When I started working at Overture, I was one of many contingency workers. I was hired after taking a typing test at the temp agency and then an editing exercise on site.
Like many companies that started as an idea and an agreement between friends, it was suffering growing pains. I had not applied originally because I noticed that, as with GoTo, it was always hiring and that used to be a warning sign of high turnover.
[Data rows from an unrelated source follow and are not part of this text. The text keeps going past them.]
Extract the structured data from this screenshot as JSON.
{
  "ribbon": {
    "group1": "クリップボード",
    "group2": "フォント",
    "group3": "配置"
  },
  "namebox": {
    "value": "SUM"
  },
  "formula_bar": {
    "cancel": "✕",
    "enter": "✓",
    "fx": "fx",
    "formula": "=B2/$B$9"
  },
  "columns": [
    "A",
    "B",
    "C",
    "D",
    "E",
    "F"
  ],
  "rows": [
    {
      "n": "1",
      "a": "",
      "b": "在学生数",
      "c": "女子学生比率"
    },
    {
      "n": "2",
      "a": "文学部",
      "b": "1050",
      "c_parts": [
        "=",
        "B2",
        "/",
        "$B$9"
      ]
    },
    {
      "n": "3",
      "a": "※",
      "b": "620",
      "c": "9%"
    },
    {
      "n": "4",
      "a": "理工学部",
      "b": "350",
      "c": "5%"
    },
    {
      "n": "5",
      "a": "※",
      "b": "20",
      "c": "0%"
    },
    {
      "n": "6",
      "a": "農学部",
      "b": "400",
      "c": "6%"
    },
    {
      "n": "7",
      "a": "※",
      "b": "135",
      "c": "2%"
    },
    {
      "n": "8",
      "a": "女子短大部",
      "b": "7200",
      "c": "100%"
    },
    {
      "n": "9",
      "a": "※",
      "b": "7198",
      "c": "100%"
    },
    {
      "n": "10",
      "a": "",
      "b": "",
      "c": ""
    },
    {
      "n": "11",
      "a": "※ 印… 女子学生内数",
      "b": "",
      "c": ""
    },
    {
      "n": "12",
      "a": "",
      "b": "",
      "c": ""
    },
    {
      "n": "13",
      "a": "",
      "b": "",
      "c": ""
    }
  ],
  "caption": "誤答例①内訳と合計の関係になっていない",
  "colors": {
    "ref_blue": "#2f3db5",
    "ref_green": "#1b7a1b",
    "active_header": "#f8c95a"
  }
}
In GoTo’s case, it was that and growth. There never seemed, for a time, to be enough desks and I recall that some of the desks were just boards put across two file cabinets. There were some feel-good things: the free popcorn, free soda, free designer coffee, beer Fridays, instant pay. What do I mean by instant pay? You estimated when you would work, then turned in those hours a few days before payday and then were paid for those hours instead of waiting until next pay period. If you estimated wrong, you got to do historical edits. There would be, from time to time, more free food. When all the computers were down, we once went to have ice cream in Old Pasadena.
Yet, back to those makeshift desks—having planks on cabinets as a desk is acceptable for college students and newlyweds, but for a multi-million dollar business, it is actually not up to OSHA standards of safety.
I don’t know exactly how or through whom this came to the attention of the management, but eventually we were given real desks. Eventually, the instant pay schedule also went away, although the free popcorn, free soda and free coffee remained.
We were originally working on software designed for general usage, and then built up by our own software engineers to suit the growing business needs. As we became part of Yahoo!, that seemed to be something we also needed to leave behind.
As Yahoo! Search Marketing, it seemed silly to use what was meant for other businesses, and as Yahoo!, we were competing against Google. To be competitive, we needed to have our own unique software, apparently, and that would be Panama.